President Obama and GOP vice presidential nominee Rep. Paul Ryan (Wis.) discussed Medicare reform on Friday during back-to-back appearances at an AARP convention in New Orleans, the Washington Post reports.
Both Obama and Ryan touted their plans to reform Medicare and criticized the other party for advancing ideas that would undermine and destroy the Medicare program.
Ryan's Proposal Receives Mixed Response
Reaction to Ryan's speech was mixed, according to the Washington Post. The crowd applauded when Ryan came to and left the stage, and remained silent for much of his speech (Sonmez/Nakamura, Washington Post, 9/21). However, many in the crowd booed and heckled Ryan when he said, "The first step toward a stronger Medicare is to repeal 'ObamaCare' because it represents the worst of both worlds" (Landler/Oppel, New York Times, 9/21).
During the speech, Ryan reiterated his argument that the federal health reform law would "funnel $716 billion out of Medicare to pay for a new entitlement we didn't even ask for" (New York Times, 9/21). He added that the plan adopted by GOP presidential nominee Mitt Romney to transition Medicare into a premium support program "empowers future seniors to choose the coverage that works best for them" and is "designed to guarantee that seniors can always afford Medicare coverage" (Kaplan/Quinton, National Journal, 9/21).
Ryan also drew a negative response and was called a "liar" when he said, "You know President Obama's slogan, right?" He added, "'Forward' -- forward into a future where seniors are denied the care they earned because a bureaucrat decided it wasn't worth the money" (Washington Post, 9/21).

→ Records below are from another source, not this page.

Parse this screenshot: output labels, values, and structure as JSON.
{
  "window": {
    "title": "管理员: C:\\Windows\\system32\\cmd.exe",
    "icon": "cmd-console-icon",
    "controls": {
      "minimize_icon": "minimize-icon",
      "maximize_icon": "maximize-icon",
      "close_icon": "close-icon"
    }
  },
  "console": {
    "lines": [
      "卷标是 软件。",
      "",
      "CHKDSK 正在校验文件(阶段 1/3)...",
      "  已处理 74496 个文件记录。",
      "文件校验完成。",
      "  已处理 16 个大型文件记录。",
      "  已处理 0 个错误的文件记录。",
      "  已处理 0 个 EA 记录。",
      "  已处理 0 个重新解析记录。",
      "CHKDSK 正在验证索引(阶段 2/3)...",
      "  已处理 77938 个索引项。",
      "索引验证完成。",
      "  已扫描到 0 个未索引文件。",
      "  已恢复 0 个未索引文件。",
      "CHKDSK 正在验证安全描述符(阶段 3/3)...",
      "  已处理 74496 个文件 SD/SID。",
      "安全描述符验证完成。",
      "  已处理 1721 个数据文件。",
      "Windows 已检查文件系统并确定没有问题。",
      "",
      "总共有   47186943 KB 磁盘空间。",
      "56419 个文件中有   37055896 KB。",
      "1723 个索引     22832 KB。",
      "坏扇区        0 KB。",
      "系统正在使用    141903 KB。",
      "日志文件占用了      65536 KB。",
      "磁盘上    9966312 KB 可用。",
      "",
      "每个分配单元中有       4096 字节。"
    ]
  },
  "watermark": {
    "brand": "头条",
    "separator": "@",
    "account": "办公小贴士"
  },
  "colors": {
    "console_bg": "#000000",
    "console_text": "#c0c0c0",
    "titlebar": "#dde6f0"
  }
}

Obama Defends Health Reform Law, Criticizes GOP Proposal
Meanwhile, Obama -- who addressed the convention via satellite before Ryan took the stage -- defended the federal health reform law and told the crowd that the GOP plan would leave them "at the mercy of insurance companies," The Hill's "Healthwatch" reports (Baker, "Healthwatch," The Hill, 9/21).
Obama said he believes the Republican plan to reform Medicare is "just a bad idea," adding, "[n]o American should spend their golden years at the mercy of insurance companies."
During his speech, Obama also pre-emptively addressed Ryan's criticism that the administration cut $716 billion from Medicare to help fund the health reform law, saying that claim is "simply not true" (Nakamura, "Election 2012 Blog," Washington Post, 9/21). "Those savings are part of what allows us to close the doughnut hole, provide the preventive care, and is actually going to extend the life of Medicare over the long term," Obama said ("Healthwatch," The Hill, 9/21).
Obama also emphasized to the crowd that "Medicare and Social Security are not handouts," in reference to comments by Romney that portrayed nearly half of U.S. residents as dependent on the government and "victims." Obama added, "You've paid into these programs your whole lives. You've earned them" (Hennessey, Los Angeles Times, 9/21).
Medicare Proposals Offer Few Details
Although Medicare has taken center stage in this presidential election, both Obama and Romney have provided few specific details on how their plans will affect future beneficiaries, the AP/San Francisco Chronicle reports.
Overall, Romney's plan would transform traditional Medicare into a premium support system for individuals ages 54 and younger. Once eligible, these individuals would receive a federal subsidy, adjusted for inflation, to either purchase private coverage or traditional Medicare.
Critics of the proposal say it would shift thousands of dollars in costs to beneficiaries. However, the Romney campaign says competition among insurers will keep costs down and that the goal is to avoid making beneficiaries pay more for coverage.
However, the Romney campaign has been vague in detailing whether beneficiaries will have guaranteed benefits that the private plans must cover. Romney's website states, "All insurance plans must offer coverage at least comparable to what Medicare provides today." Some experts say the term "comparable" could mean dollar value, not actual benefits (Alonso-Zaldivar , AP/San Francisco Chronicle, 9/24).
Meanwhile, under Obama's plan, future Medicare beneficiaries would pay higher premiums, according to the AP/San Francisco Chronicle.
In 2017, a single retiree with an annual income of $86,000 would pay $447 more in premiums for Medicare's outpatient and prescription drug coverage, and a married couple with an annual income of $175,000 would pay about $894 more, according to the Kaiser Family Foundation.
Obama's campaign also has suggested that the president might be open to increasing the Medicare eligibility age from 65 to 67, according to the AP/Chronicle (Alonso-Zaldivar , AP/San Francisco Chronicle, 9/24).